We decided to have multi-variant lemmas on Lexemes, see T151582. That is, we support multiple representations (spellings, scripts) of the lemma.
This again raises two options:
- allow only one representation per language (in PHP, that would be a TermList; In JSON this would be a simple object, using language codes as the keys and terms as values)
- allow any number of representation per language (in PHP, that would be an AliasGroupList; In JSON this would be an object with language codes as the keys but lists of terms as the values)

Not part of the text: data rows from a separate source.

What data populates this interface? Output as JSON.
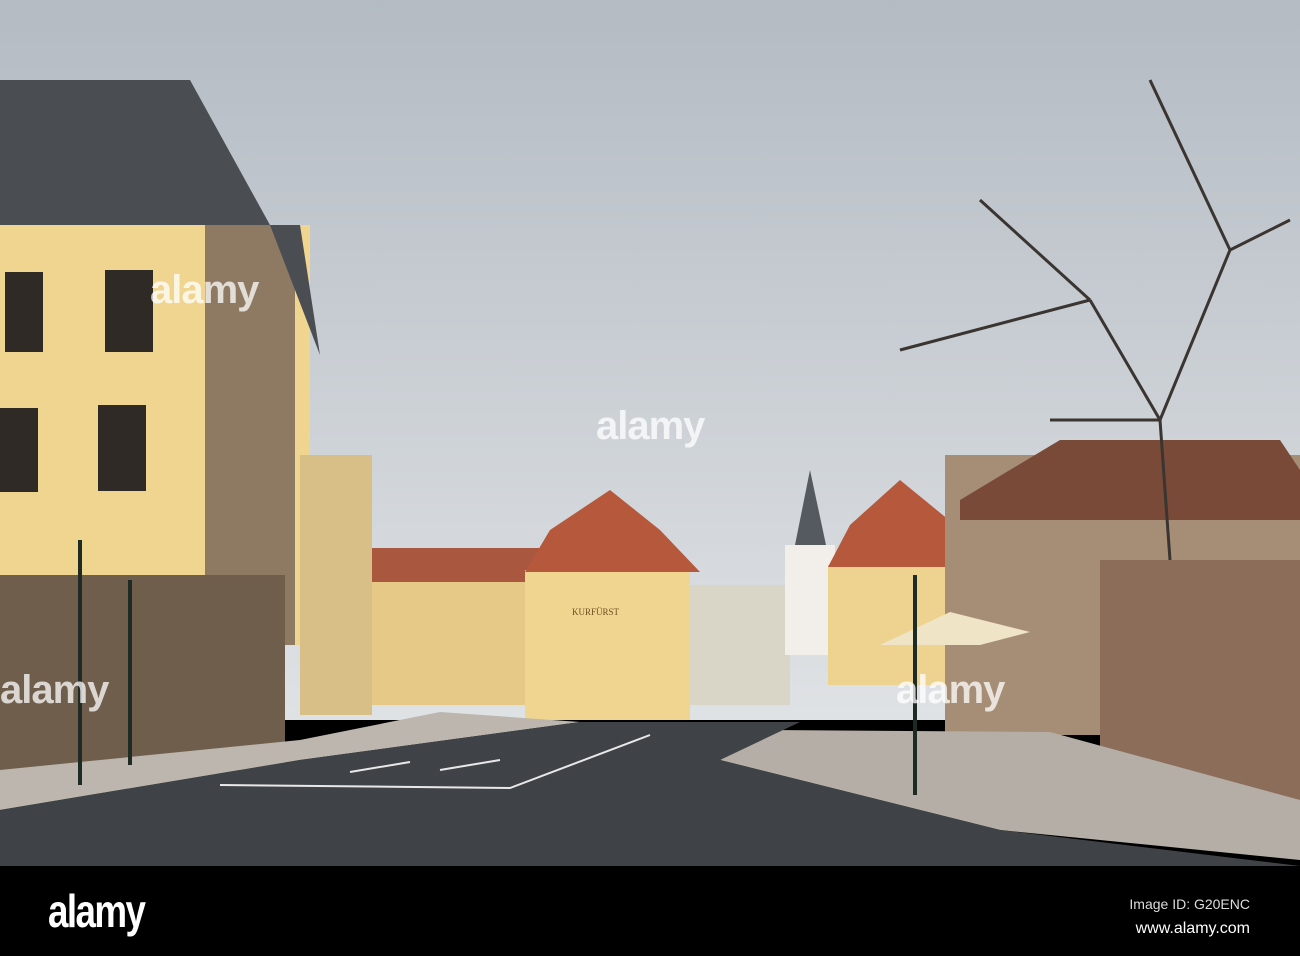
{
  "photo": {
    "sign_text": "KURFÜRST",
    "watermark": "alamy"
  },
  "footer": {
    "logo": "alamy",
    "image_id": "Image ID: G20ENC",
    "url": "www.alamy.com"
  },
  "colors": {
    "sky": "#c9ced4",
    "road": "#3f4347",
    "facade": "#f0d591",
    "roof": "#4a4d52",
    "tile_roof": "#b5583c"
  }
}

The advantage of one-per-language is that it is easier to use: we can apply the same language fallback we use for Item labels, and get a single string. The disadvantage is that we may invent language codes to cover regional differences, dialects, and changes over time. We may want to use Item qids instead of ISO code to overcome this, but we have to map these to ISO codes at least for use in HTML and RDF. We could also go with a hybrid approach, ISO language codes suffixed by qids, e.g. de-au.Q131964. The suffixes could just be stripped for use in HTML and RDF, but we'd need a rather complex widget for picking and editing the language code.

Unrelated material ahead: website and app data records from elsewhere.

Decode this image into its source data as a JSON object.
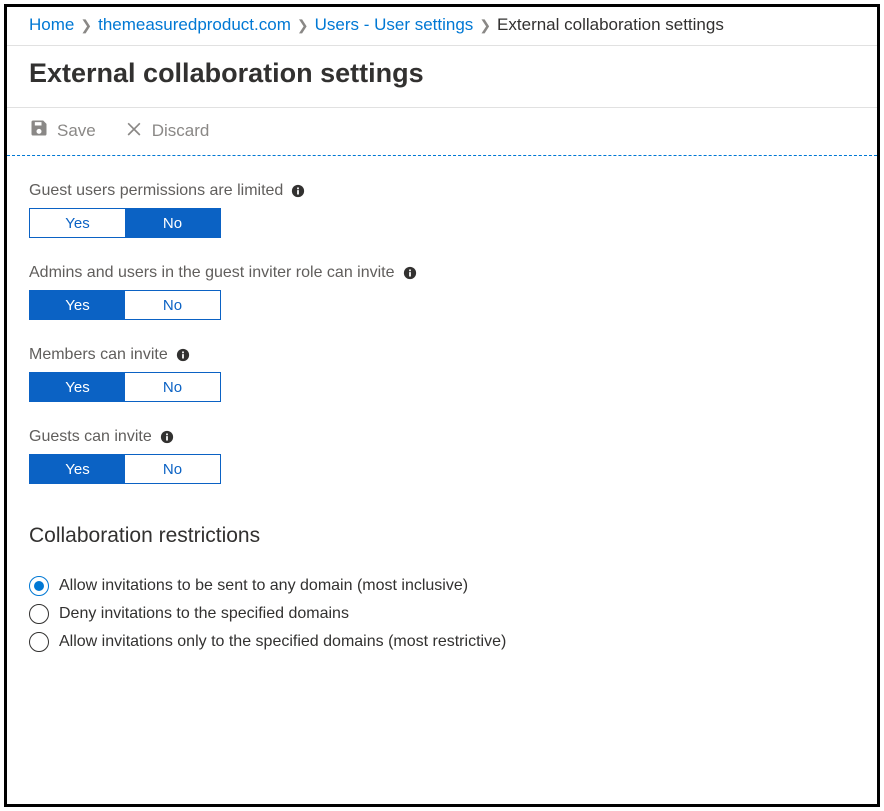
{
  "breadcrumb": {
    "items": [
      {
        "label": "Home",
        "link": true
      },
      {
        "label": "themeasuredproduct.com",
        "link": true
      },
      {
        "label": "Users - User settings",
        "link": true
      },
      {
        "label": "External collaboration settings",
        "link": false
      }
    ]
  },
  "page": {
    "title": "External collaboration settings"
  },
  "toolbar": {
    "save_label": "Save",
    "discard_label": "Discard"
  },
  "settings": [
    {
      "label": "Guest users permissions are limited",
      "yes": "Yes",
      "no": "No",
      "value": "No"
    },
    {
      "label": "Admins and users in the guest inviter role can invite",
      "yes": "Yes",
      "no": "No",
      "value": "Yes"
    },
    {
      "label": "Members can invite",
      "yes": "Yes",
      "no": "No",
      "value": "Yes"
    },
    {
      "label": "Guests can invite",
      "yes": "Yes",
      "no": "No",
      "value": "Yes"
    }
  ],
  "restrictions": {
    "heading": "Collaboration restrictions",
    "options": [
      {
        "label": "Allow invitations to be sent to any domain (most inclusive)",
        "checked": true
      },
      {
        "label": "Deny invitations to the specified domains",
        "checked": false
      },
      {
        "label": "Allow invitations only to the specified domains (most restrictive)",
        "checked": false
      }
    ]
  }
}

Alternatively, we may allow any number of representations with the same language code. This is what the Lemon model does: it allows a set of arbitrary representations, with no restrictions on the language markers. This adds complexity for consumers that need to single value: even after finding the correct group by applying language fallback, they would have to pick one member of the group at random, or concatenate them. The advantage of this approach is that we can rely on a closed set of language codes, for which we can assume support by clients.